exc_type test(int i) {
THROWS(EUnrecoverable)
TRY(char *foo) {
MAYBE(foo = (char*)malloc(123), errno);
} IN {
// ... no exception was raised, so compute something with foo
// if EUnrecoverable thrown, it will propagate to caller
if (some_condition()) THROW(EUnrecoverable)
} HANDLE CATCH (EOutOfMemory) {
// ... handle error for foo
} CATCHANY {
// ... other errors?
} FINALLY {
// ... finalize any state that has already been allocated
}
DONE
}

There are a few small restrictions required for the full exception semantics to work, so please see the main page of libex for further details.

libsum: Pattern matching and sum types, aka disjoint/tagged/discriminated unions, aka variants


Functional languages have long enjoyed the succinct and natural construction and deconstruction of data structures via sum types and pattern matching. Now you can have some of that power via a few simple macros:
/* declare a sum type and its constructor tags */
SUM(foo) {
foo_one,
foo_two,
};
/* declare each sum case */
CASE(foo, foo_one) { int i; char c; };
CASE(foo, foo_two) { double d; };

void do_bar(foo f) {
MATCH(f) {
AS(foo_one, y) printf("foo_one: %d, %c\n", y->i, y->c);
AS(foo_two, y) printf("foo_two: %d\n", y->d);
MATCHANY
fprintf(stderr, "No such case!");
exit(1);
}
}

int main(int argc, char** argv) {
foo f;
LET(f, foo_one, (3, 'g')); /* (3,'g') is an initializer */
do_bar(f);
}

There are a few small requirements and caveats, eg. LET performs dynamic memory allocation. Please see the main libsum page for further details.

License

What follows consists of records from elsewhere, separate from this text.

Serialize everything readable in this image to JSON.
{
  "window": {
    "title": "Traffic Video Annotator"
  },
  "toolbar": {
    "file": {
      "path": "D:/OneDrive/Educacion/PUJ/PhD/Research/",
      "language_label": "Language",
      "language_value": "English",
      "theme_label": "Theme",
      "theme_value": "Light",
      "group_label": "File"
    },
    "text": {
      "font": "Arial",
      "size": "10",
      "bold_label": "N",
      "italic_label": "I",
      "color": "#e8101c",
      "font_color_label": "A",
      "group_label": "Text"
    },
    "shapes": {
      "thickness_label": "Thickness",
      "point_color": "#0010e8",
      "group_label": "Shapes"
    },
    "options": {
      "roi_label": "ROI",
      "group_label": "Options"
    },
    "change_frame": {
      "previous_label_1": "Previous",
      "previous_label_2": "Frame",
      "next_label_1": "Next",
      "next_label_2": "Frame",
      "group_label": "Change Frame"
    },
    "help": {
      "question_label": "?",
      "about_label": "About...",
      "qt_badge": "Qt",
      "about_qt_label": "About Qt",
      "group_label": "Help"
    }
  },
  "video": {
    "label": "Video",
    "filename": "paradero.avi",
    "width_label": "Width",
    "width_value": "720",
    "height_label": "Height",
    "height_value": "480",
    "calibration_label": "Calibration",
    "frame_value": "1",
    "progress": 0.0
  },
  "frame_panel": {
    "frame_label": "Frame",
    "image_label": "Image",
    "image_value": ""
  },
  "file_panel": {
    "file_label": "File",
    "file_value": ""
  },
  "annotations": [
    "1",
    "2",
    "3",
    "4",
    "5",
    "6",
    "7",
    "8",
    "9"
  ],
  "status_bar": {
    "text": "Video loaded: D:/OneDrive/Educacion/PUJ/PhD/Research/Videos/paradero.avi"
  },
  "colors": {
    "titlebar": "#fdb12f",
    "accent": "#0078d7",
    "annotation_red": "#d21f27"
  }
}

My default license is LGPL, but since these are macro libraries that's probably not appropriate choice, given there is no binary that can be replaced at runtime (one of the requirements of the LGPL). I like the freedoms afforded by the LGPL though, so I'm open to alternate suggestions with similar terms. I will also consider the MIT license if there are no viable alternatives.